During her keynote speech at a panel that saw the presentation of awards for participants of the advanced training course in international criminal jurisdiction and children in armed conflict, Gamba highlighted the importance of training professionals, whether they are lawyers, doctors, psychologists, or academics. Students need to be sensitised and educated on issues, and “in this, universities and research institutes play a crucial, I would say, critical role.”
From universities to reality
By educating, “we ensure that concern for children affected by armed conflict leaves the confines of our conferences and talks, and is taken out into the world,” said Gamba. “It’s useless inside the ivory tower of the university: you have to go out and execute what you have learned.”
Laura Guercio, professor at the University of Perugia, echoed the sentiment. The universities network considers that students should be seen “not only as trainees or students, but as real actors for happiness, stability, peace and security.” It’s one of the aims of the network, and probably one of the most important aims--universities are sometimes too academic, she added. They must go to work on the ground.
The awards from UNETCHAC, a multidisciplinary network consisting of over 40 universities including the University of Luxembourg, will allow recipients to participate in an internship at the International Criminal Court or provide scholarships to continue their education. This year’s awardees came from Iraq, India and the Democratic Republic of the Congo.
Change is not a formula
“We need to transform behaviour,” Gamba declared at the end of her speech. But how can this be done? Change is not a formula, said Gamba. It can happen in different ways. Sometimes it’s at an individual level: it’s a person who “comes to the right position at the right time in the right place and has the right idea.” Other times it’s a question of persuasion. But changing behaviour isn’t done through threats, said Gamba. “Changing your behaviour is when you change the mindset.”
“I think you must not ever forget that humour is a tool. And it is sometimes the one tool that will allow you to reach people that otherwise you would never reach,” Gamba added. “So never forget your sense of humour--it might actually save the day.”
“Problems shouldn’t be invisible”
Gamba had two answers when asked about the most important actions that ordinary people could take to raise awareness of children in armed conflict. The first one was to become informed. “People must first understand the problem,” she said. Individuals don’t know they can change things if they aren’t aware of the issue. This is done by raising public awareness.
The second point was that each person, in their own community, must find ways to better protect children in their community. “By observing the community that you live in, you learn to detect people who need help.”
Walk the street with new eyes, she suggested. For example, if there’s a school that gives night classes, but you notice that there are no lights on the road, this could pose a potential danger, and you might need to contact the municipality to address this. Individuals are responsible for their communities. They need to understand the situation, then get involved. “Problems shouldn’t be invisible,” said Gamba.
Special round table on Ukraine

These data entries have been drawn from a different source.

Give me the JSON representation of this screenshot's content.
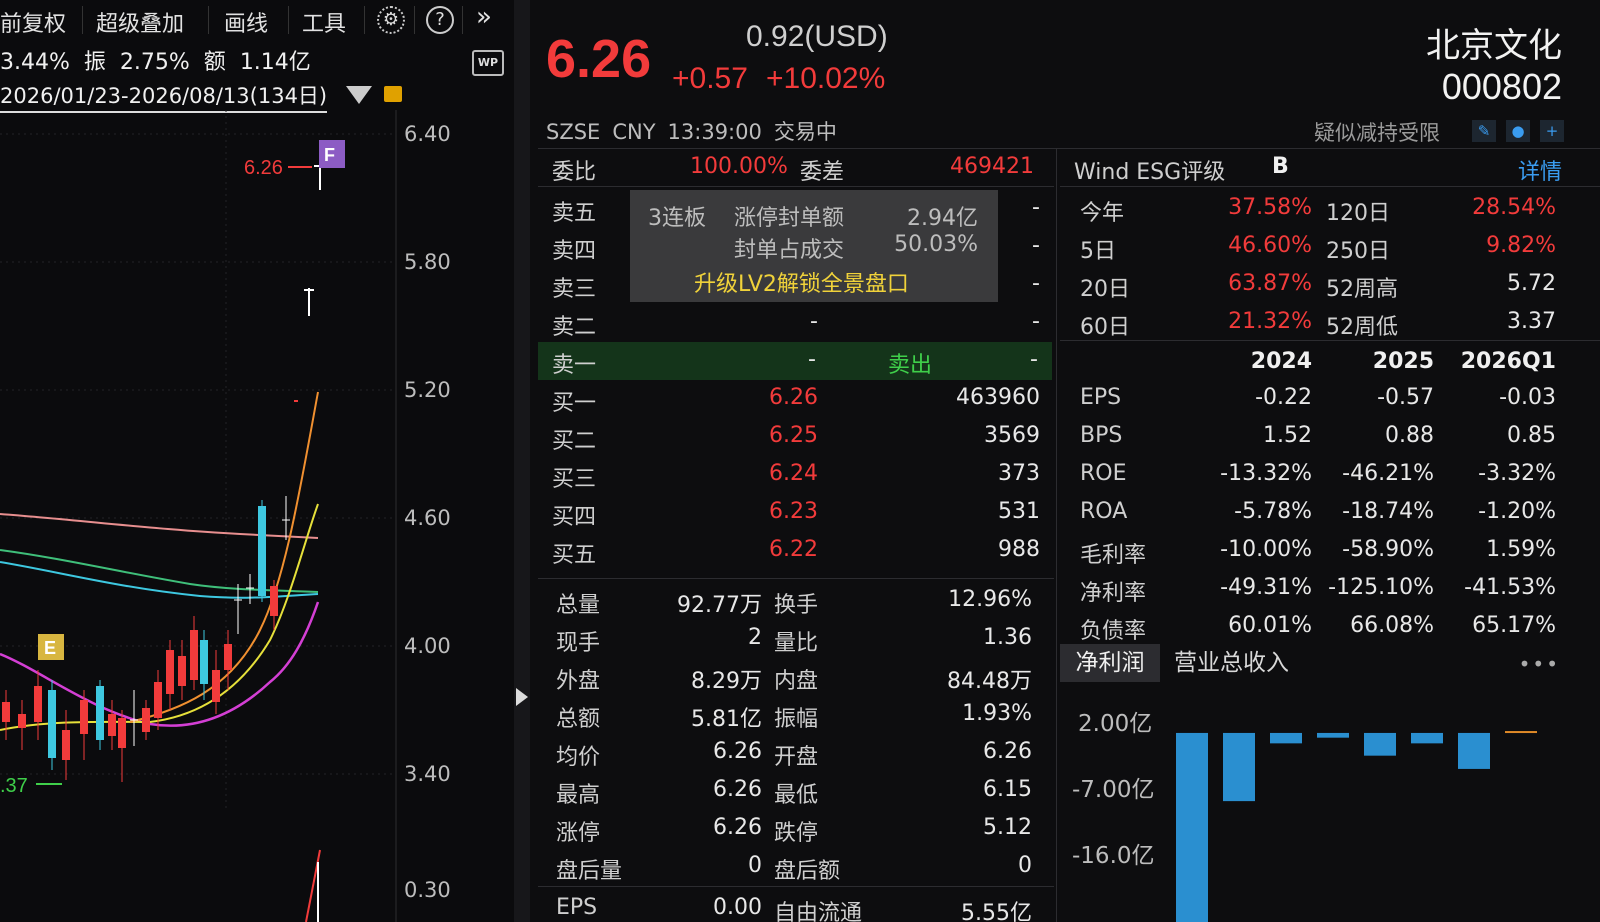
{
  "toolbar": {
    "items": [
      "前复权",
      "超级叠加",
      "画线",
      "工具"
    ],
    "settings_icon": "gear-icon",
    "help_icon": "question-icon",
    "expand_icon": "double-chevron-right-icon"
  },
  "kline": {
    "stats": {
      "change": "3.44%",
      "amplitude_label": "振",
      "amplitude": "2.75%",
      "amount_label": "额",
      "amount": "1.14亿"
    },
    "range": "2026/01/23-2026/08/13(134日)",
    "wp_label": "WP",
    "price_marker": "6.26",
    "low_marker": ".37",
    "marker_f": "F",
    "marker_e": "E",
    "y_labels": [
      "6.40",
      "5.80",
      "5.20",
      "4.60",
      "4.00",
      "3.40",
      "0.30"
    ]
  },
  "quote": {
    "price": "6.26",
    "usd": "0.92(USD)",
    "change": "+0.57",
    "change_pct": "+10.02%",
    "name": "北京文化",
    "code": "000802",
    "exchange": "SZSE",
    "currency": "CNY",
    "time": "13:39:00",
    "status": "交易中",
    "warning": "疑似减持受限",
    "colors": {
      "up": "#f23b3b",
      "down": "#3fcf4a"
    }
  },
  "orderbook": {
    "weibi_label": "委比",
    "weibi": "100.00%",
    "weicha_label": "委差",
    "weicha": "469421",
    "sell": [
      {
        "label": "卖五",
        "price": "",
        "vol": "-"
      },
      {
        "label": "卖四",
        "price": "",
        "vol": "-"
      },
      {
        "label": "卖三",
        "price": "",
        "vol": "-"
      },
      {
        "label": "卖二",
        "price": "-",
        "vol": "-"
      },
      {
        "label": "卖一",
        "price": "-",
        "vol": "-",
        "action": "卖出"
      }
    ],
    "buy": [
      {
        "label": "买一",
        "price": "6.26",
        "vol": "463960"
      },
      {
        "label": "买二",
        "price": "6.25",
        "vol": "3569"
      },
      {
        "label": "买三",
        "price": "6.24",
        "vol": "373"
      },
      {
        "label": "买四",
        "price": "6.23",
        "vol": "531"
      },
      {
        "label": "买五",
        "price": "6.22",
        "vol": "988"
      }
    ],
    "overlay": {
      "streak": "3连板",
      "seal_amount_label": "涨停封单额",
      "seal_amount": "2.94亿",
      "seal_ratio_label": "封单占成交",
      "seal_ratio": "50.03%",
      "upgrade": "升级LV2解锁全景盘口"
    }
  },
  "stats": [
    {
      "k1": "总量",
      "v1": "92.77万",
      "k2": "换手",
      "v2": "12.96%"
    },
    {
      "k1": "现手",
      "v1": "2",
      "k2": "量比",
      "v2": "1.36"
    },
    {
      "k1": "外盘",
      "v1": "8.29万",
      "k2": "内盘",
      "v2": "84.48万"
    },
    {
      "k1": "总额",
      "v1": "5.81亿",
      "k2": "振幅",
      "v2": "1.93%"
    },
    {
      "k1": "均价",
      "v1": "6.26",
      "k2": "开盘",
      "v2": "6.26"
    },
    {
      "k1": "最高",
      "v1": "6.26",
      "k2": "最低",
      "v2": "6.15"
    },
    {
      "k1": "涨停",
      "v1": "6.26",
      "k2": "跌停",
      "v2": "5.12"
    },
    {
      "k1": "盘后量",
      "v1": "0",
      "k2": "盘后额",
      "v2": "0"
    },
    {
      "k1": "EPS",
      "v1": "0.00",
      "k2": "自由流通",
      "v2": "5.55亿"
    }
  ],
  "esg": {
    "label": "Wind ESG评级",
    "grade": "B",
    "detail": "详情"
  },
  "performance": [
    {
      "a": "今年",
      "b": "37.58%",
      "c": "120日",
      "d": "28.54%"
    },
    {
      "a": "5日",
      "b": "46.60%",
      "c": "250日",
      "d": "9.82%"
    },
    {
      "a": "20日",
      "b": "63.87%",
      "c": "52周高",
      "d": "5.72"
    },
    {
      "a": "60日",
      "b": "21.32%",
      "c": "52周低",
      "d": "3.37"
    }
  ],
  "financials": {
    "years": [
      "2024",
      "2025",
      "2026Q1"
    ],
    "rows": [
      {
        "label": "EPS",
        "values": [
          "-0.22",
          "-0.57",
          "-0.03"
        ]
      },
      {
        "label": "BPS",
        "values": [
          "1.52",
          "0.88",
          "0.85"
        ]
      },
      {
        "label": "ROE",
        "values": [
          "-13.32%",
          "-46.21%",
          "-3.32%"
        ]
      },
      {
        "label": "ROA",
        "values": [
          "-5.78%",
          "-18.74%",
          "-1.20%"
        ]
      },
      {
        "label": "毛利率",
        "values": [
          "-10.00%",
          "-58.90%",
          "1.59%"
        ]
      },
      {
        "label": "净利率",
        "values": [
          "-49.31%",
          "-125.10%",
          "-41.53%"
        ]
      },
      {
        "label": "负债率",
        "values": [
          "60.01%",
          "66.08%",
          "65.17%"
        ]
      }
    ]
  },
  "profit_tabs": {
    "active": "净利润",
    "other": "营业总收入",
    "more": "•••"
  },
  "chart_data": {
    "type": "bar",
    "y_tick_labels": [
      "2.00亿",
      "-7.00亿",
      "-16.0亿"
    ],
    "ylim": [
      -22.5,
      2.0
    ],
    "values": [
      -22.4,
      -7.2,
      -1.1,
      -0.5,
      -2.4,
      -1.1,
      -3.8,
      0.2
    ],
    "colors": [
      "#2a8fd0",
      "#2a8fd0",
      "#2a8fd0",
      "#2a8fd0",
      "#2a8fd0",
      "#2a8fd0",
      "#2a8fd0",
      "#e08a28"
    ]
  }
}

The conference also featured a special round table that focused on the presentation of the first and second reports of the OSCE Moscow Mechanism Mission on Ukraine. Professors from the universities of Graz, Perugia and Ljubljana, as well as a coordinator from the Centre for civic education “Almenda” in Kyiv participated in the discussion on the fact-finding missions conducted since Russia’s full-scale invasion of Ukraine earlier this year.
The reports highlighted the direct impact of Russian attacks on children like the Mariupol drama theatre attack, other forms of violence such as sexual abuse, displacement from their homes and forced adoption, as well as disruption of vital services such as food, water, healthcare or education.